* [Work order] The answer must be one number: how many lines in the data below include the string "this".

* [Source material]
━━━━━━━━━━━━━━━━━━━━━━━━━━━━━━
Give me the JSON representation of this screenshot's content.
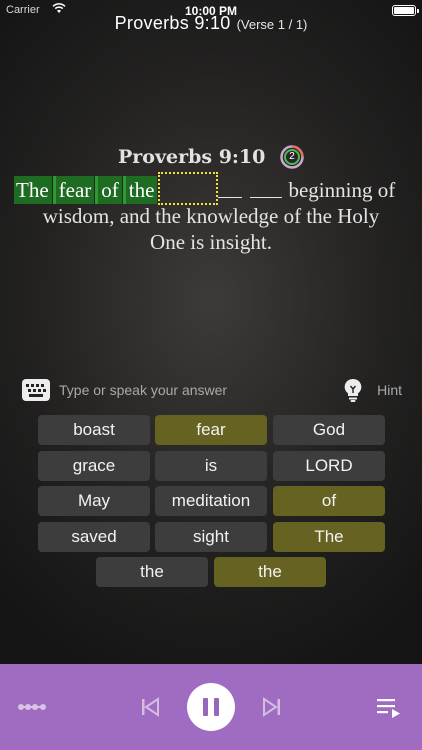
{
  "status_bar": {
    "carrier": "Carrier",
    "time": "10:00 PM"
  },
  "header": {
    "title": "Proverbs 9:10",
    "verse_count": "(Verse 1 / 1)"
  },
  "verse": {
    "reference": "Proverbs 9:10",
    "progress_number": "2",
    "revealed_words": [
      "The",
      "fear",
      "of",
      "the"
    ],
    "line1_tail": "beginning of",
    "line2": "wisdom, and the knowledge of the Holy",
    "line3": "One is insight."
  },
  "input": {
    "placeholder": "Type or speak your answer",
    "hint_label": "Hint"
  },
  "word_bank": [
    {
      "word": "boast",
      "used": false
    },
    {
      "word": "fear",
      "used": true
    },
    {
      "word": "God",
      "used": false
    },
    {
      "word": "grace",
      "used": false
    },
    {
      "word": "is",
      "used": false
    },
    {
      "word": "LORD",
      "used": false
    },
    {
      "word": "May",
      "used": false
    },
    {
      "word": "meditation",
      "used": false
    },
    {
      "word": "of",
      "used": true
    },
    {
      "word": "saved",
      "used": false
    },
    {
      "word": "sight",
      "used": false
    },
    {
      "word": "The",
      "used": true
    },
    {
      "word": "the",
      "used": false
    },
    {
      "word": "the",
      "used": true
    }
  ],
  "colors": {
    "revealed_word_bg": "#1e6b22",
    "chip_default_bg": "#3d3d3d",
    "chip_used_bg": "#666222",
    "current_slot_outline": "#f4e13a",
    "player_bar_bg": "#a06cc2"
  },
  "player": {
    "icons": [
      "progress-dots-icon",
      "skip-previous-icon",
      "pause-icon",
      "skip-next-icon",
      "playlist-icon"
    ]
  }
}
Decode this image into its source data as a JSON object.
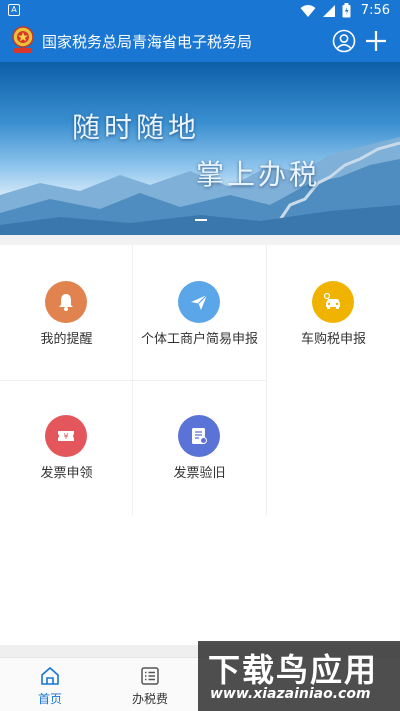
{
  "status_bar": {
    "time": "7:56",
    "notification_icon": "A"
  },
  "header": {
    "title": "国家税务总局青海省电子税务局",
    "bg_color": "#1976d2"
  },
  "banner": {
    "line1": "随时随地",
    "line2": "掌上办税"
  },
  "tiles": [
    {
      "label": "我的提醒",
      "icon": "bell-icon",
      "color": "#e0834f"
    },
    {
      "label": "个体工商户简易申报",
      "icon": "paper-plane-icon",
      "color": "#5aa6e8"
    },
    {
      "label": "车购税申报",
      "icon": "car-icon",
      "color": "#f0b400"
    },
    {
      "label": "发票申领",
      "icon": "ticket-icon",
      "color": "#e3565b"
    },
    {
      "label": "发票验旧",
      "icon": "invoice-check-icon",
      "color": "#5a73d6"
    }
  ],
  "tabbar": {
    "tabs": [
      {
        "label": "首页",
        "icon": "home-icon",
        "active": true
      },
      {
        "label": "办税费",
        "icon": "list-icon",
        "active": false
      }
    ],
    "active_color": "#1976d2",
    "inactive_color": "#333333"
  },
  "watermark": {
    "title": "下载鸟应用",
    "url": "www.xiazainiao.com"
  }
}
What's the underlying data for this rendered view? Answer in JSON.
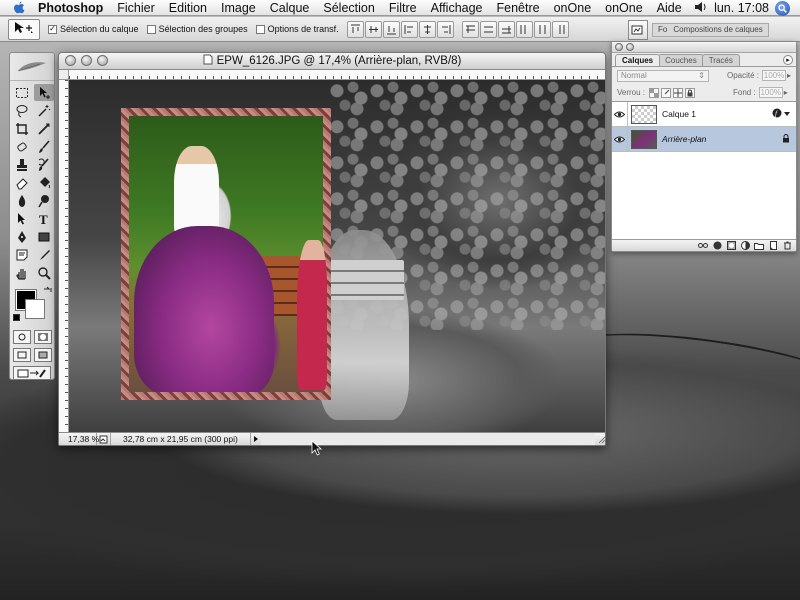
{
  "menubar": {
    "app_name": "Photoshop",
    "items": [
      "Fichier",
      "Edition",
      "Image",
      "Calque",
      "Sélection",
      "Filtre",
      "Affichage",
      "Fenêtre",
      "onOne",
      "onOne",
      "Aide"
    ],
    "clock": "lun. 17:08"
  },
  "options_bar": {
    "auto_select_layer": {
      "label": "Sélection du calque",
      "checked": true
    },
    "auto_select_groups": {
      "label": "Sélection des groupes",
      "checked": false
    },
    "transform_options": {
      "label": "Options de transf.",
      "checked": false
    },
    "palette_well_tabs": [
      "Fo",
      "Compositions de calques"
    ]
  },
  "document": {
    "title": "EPW_6126.JPG @ 17,4% (Arrière-plan, RVB/8)",
    "zoom": "17,38 %",
    "doc_info": "32,78 cm x 21,95 cm (300 ppi)"
  },
  "layers_panel": {
    "tabs": [
      "Calques",
      "Couches",
      "Tracés"
    ],
    "blend_mode": "Normal",
    "opacity_label": "Opacité :",
    "opacity_value": "100%",
    "lock_label": "Verrou :",
    "fill_label": "Fond :",
    "fill_value": "100%",
    "layers": [
      {
        "name": "Calque 1",
        "visible": true,
        "selected": false,
        "italic": false
      },
      {
        "name": "Arrière-plan",
        "visible": true,
        "selected": true,
        "italic": true,
        "locked": true
      }
    ]
  },
  "colors": {
    "foreground": "#000000",
    "background": "#ffffff",
    "selection_highlight": "#b6c7de"
  }
}
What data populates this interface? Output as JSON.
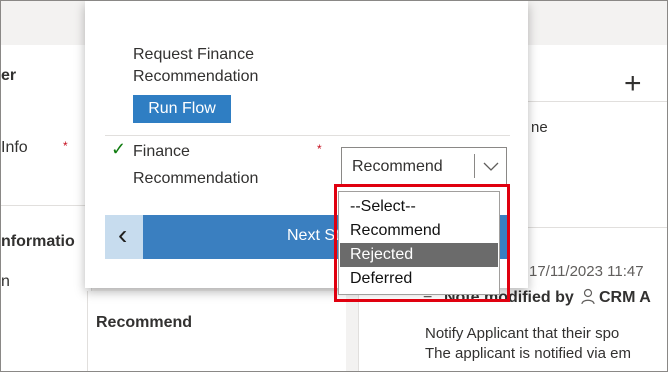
{
  "background": {
    "left_header_fragment": "er",
    "left_info_fragment": "Info",
    "left_info_required_marker": "*",
    "left_section_fragment": "nformatio",
    "left_bottom_fragment": "n",
    "field_value": "Recommend",
    "right_add_icon": "+",
    "right_name_fragment": "ne",
    "timeline_date": "17/11/2023 11:47",
    "note_icon": "≡",
    "note_title_prefix": "Note modified by",
    "user_icon": "person-icon",
    "note_author": "CRM A",
    "note_line1": "Notify Applicant that their spo",
    "note_line2": "The applicant is notified via em"
  },
  "flyout": {
    "request_label_line1": "Request Finance",
    "request_label_line2": "Recommendation",
    "run_flow_label": "Run Flow",
    "field_label_line1": "Finance",
    "field_label_line2": "Recommendation",
    "check_icon": "✓",
    "required_marker": "*",
    "select_value": "Recommend",
    "prev_icon": "‹",
    "next_stage_label": "Next Stage"
  },
  "dropdown": {
    "options": [
      "--Select--",
      "Recommend",
      "Rejected",
      "Deferred"
    ],
    "highlighted_option": "Rejected"
  },
  "colors": {
    "accent": "#2f7ec3",
    "highlight": "#e0000f",
    "selected_option_bg": "#6b6b6b",
    "required": "#c50f1f"
  }
}
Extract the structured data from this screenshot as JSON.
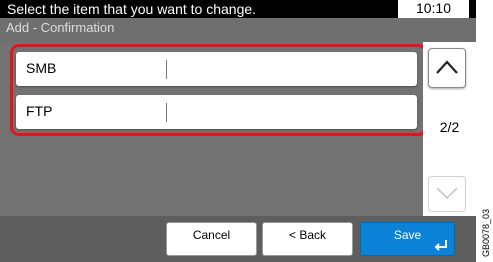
{
  "header": {
    "message": "Select the item that you want to change.",
    "time": "10:10"
  },
  "subheader": {
    "title": "Add - Confirmation"
  },
  "items": [
    {
      "label": "SMB",
      "value": ""
    },
    {
      "label": "FTP",
      "value": ""
    }
  ],
  "pager": {
    "page": "2/2"
  },
  "footer": {
    "cancel_label": "Cancel",
    "back_label": "< Back",
    "save_label": "Save"
  },
  "figure_code": "GB0078_03",
  "colors": {
    "highlight": "#e3141b",
    "save_button": "#0a82d8"
  },
  "icons": {
    "scroll_up": "chevron-up-icon",
    "scroll_down": "chevron-down-icon",
    "enter": "enter-icon"
  }
}
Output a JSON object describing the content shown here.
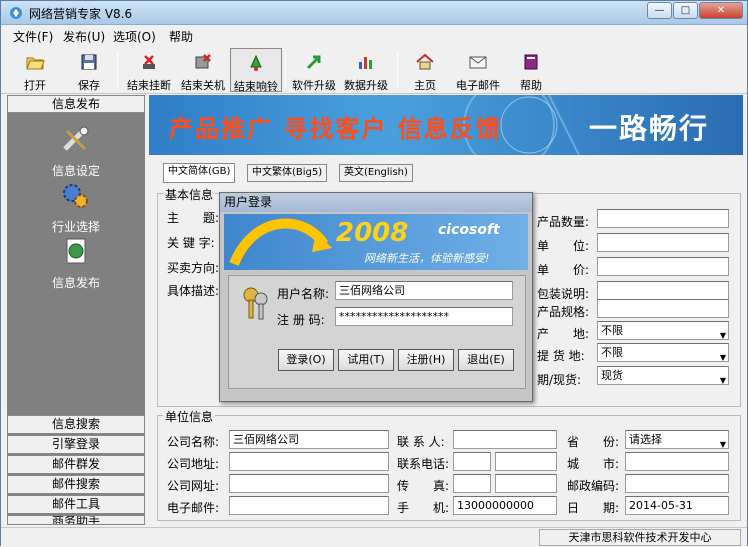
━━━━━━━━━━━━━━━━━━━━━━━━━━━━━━
* [Completed task] 5